It's my studied opinion that all mechanics are technicians, but not all technicians are mechanics.
The thing is, despite all the technology being ladled onto all kinds of vehicles, when you get right down to it, any piece of rolling equipment is still mechanical by nature.
In other words, I'd rather call a technician when the computer locks up and a mechanic when the car breaks down.
That a mechanic by any other name is still a mechanic -- and should be rightly proud of it -- is certainly the impression left by the accomplishments of the persons most recently named "Technicians of the Year" by the Equipment Maintenance Council (EMC).
The good folks at EMC started this awards program a few years back to help raise consciousness about the important role mechanics (there I go again!) play in fleet operations.
It's not very common in vocational circles to trade equipment out long before it needs much more than an oil change.
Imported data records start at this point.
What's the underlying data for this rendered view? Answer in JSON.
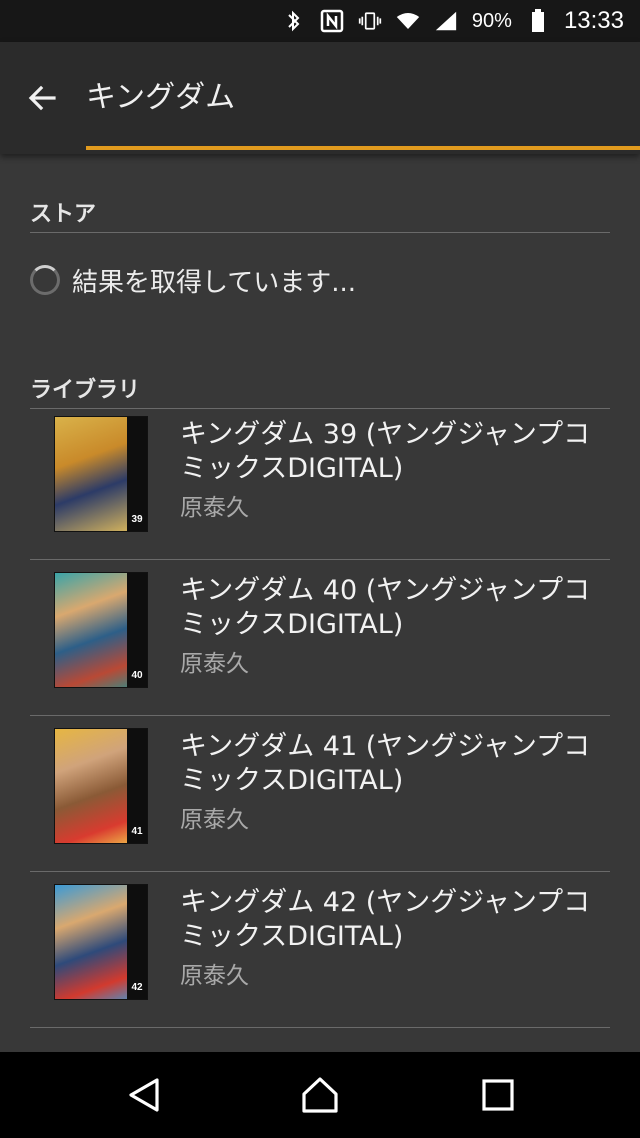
{
  "status_bar": {
    "icons": [
      "bluetooth-icon",
      "nfc-icon",
      "vibrate-icon",
      "wifi-icon",
      "signal-icon",
      "battery-icon"
    ],
    "battery": "90%",
    "time": "13:33"
  },
  "app_bar": {
    "title": "キングダム",
    "accent_color": "#e19b1e"
  },
  "sections": {
    "store": {
      "header": "ストア",
      "loading_text": "結果を取得しています..."
    },
    "library": {
      "header": "ライブラリ",
      "items": [
        {
          "title": "キングダム 39 (ヤングジャンプコミックスDIGITAL)",
          "author": "原泰久",
          "volume": "39"
        },
        {
          "title": "キングダム 40 (ヤングジャンプコミックスDIGITAL)",
          "author": "原泰久",
          "volume": "40"
        },
        {
          "title": "キングダム 41 (ヤングジャンプコミックスDIGITAL)",
          "author": "原泰久",
          "volume": "41"
        },
        {
          "title": "キングダム 42 (ヤングジャンプコミックスDIGITAL)",
          "author": "原泰久",
          "volume": "42"
        }
      ]
    }
  },
  "nav_bar": {
    "buttons": [
      "back-nav-icon",
      "home-nav-icon",
      "recents-nav-icon"
    ]
  }
}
And despite how truckers complain about life on the road, many construction, mining, and other vocational fleet operators wouldn't know a good road if they could see it through all the dust and what-not floating around their job sites.
And it's just about a natural law that mechanical stuff breaks down more often and in a more dastardly fashion the closer it is to the middle of nowhere.
Given all those factors, perhaps it should be little wonder that a technician serving a vocational fleet can still pass for a mechanic.
Just consider the pertinent details released last month by EMC on its top pick for Technician of the Year. The honoree is Billy Miles, who launched his own business, Fleet Service & Repair, in Jacksonville, Fla., in 1986.
Since '95, Miles has been working directly with the City of Jacksonville to repair and maintain its fire trucks and rescue units.
According to the nomination submitted by fleet division chief Charles Miller, Miles has reduced downtime on fire and rescue vehicles not only by diagnosing and completing repairs, but by working directly with parts and equipment manufacturers alongside the city's fleet department "to eliminate recurring problems caused by poor engineering."
In particular, the chief cited Miles' contribution to improving brake systems -- a pretty important component, especially on hell-for-leather fire trucks. "Billy has doubled the service life of brakes on emergency vehicles," Miller noted, "and reduced the downtime dramatically on brake repairs."
In presenting its award, EMC also pointed out that Miles has "established his commitment to his profession" by attaining all the Automotive Service Excellence (ASE) certifications available to him except the two newest. In addition, in 1994 he reached the national finals in the NAPA-ASE "TECHnician" award program.
First runner-up for the EMC honor was Bill Bock of C.J. Langenfelder & Son. For starters, it was noted that Bock performs his job with "zero rework." What's more, he's been credited with creating or modifying several tools that help the Langenfelder maintenance crew "work better and faster."
Bock's innovations include equipment fabricated for testing the operation and leakage of Caterpillar hydraulic-brake systems. He also developed an adapter for differential-pinion preload settings, and reengineered the fleet's service trucks to improve PM efficiency.
And second runner-up Steve Ricke of Hubbard Construction is not far behind in his accomplishments. He has made tools to help Hubbard shop personnel work more safely and productively, including a wheel-lifting device and a catwalk to access chains and paddles on scraper elevators.
Recognizing that several mechanics were not proficient in welding techniques, Ricke also built two welding booths and began an after-hours training program.
No matter what title you pin on your maintenance personnel, remember to also slap some recognition on them for the valuable contributions they make to your business and the evolving demands of their trade.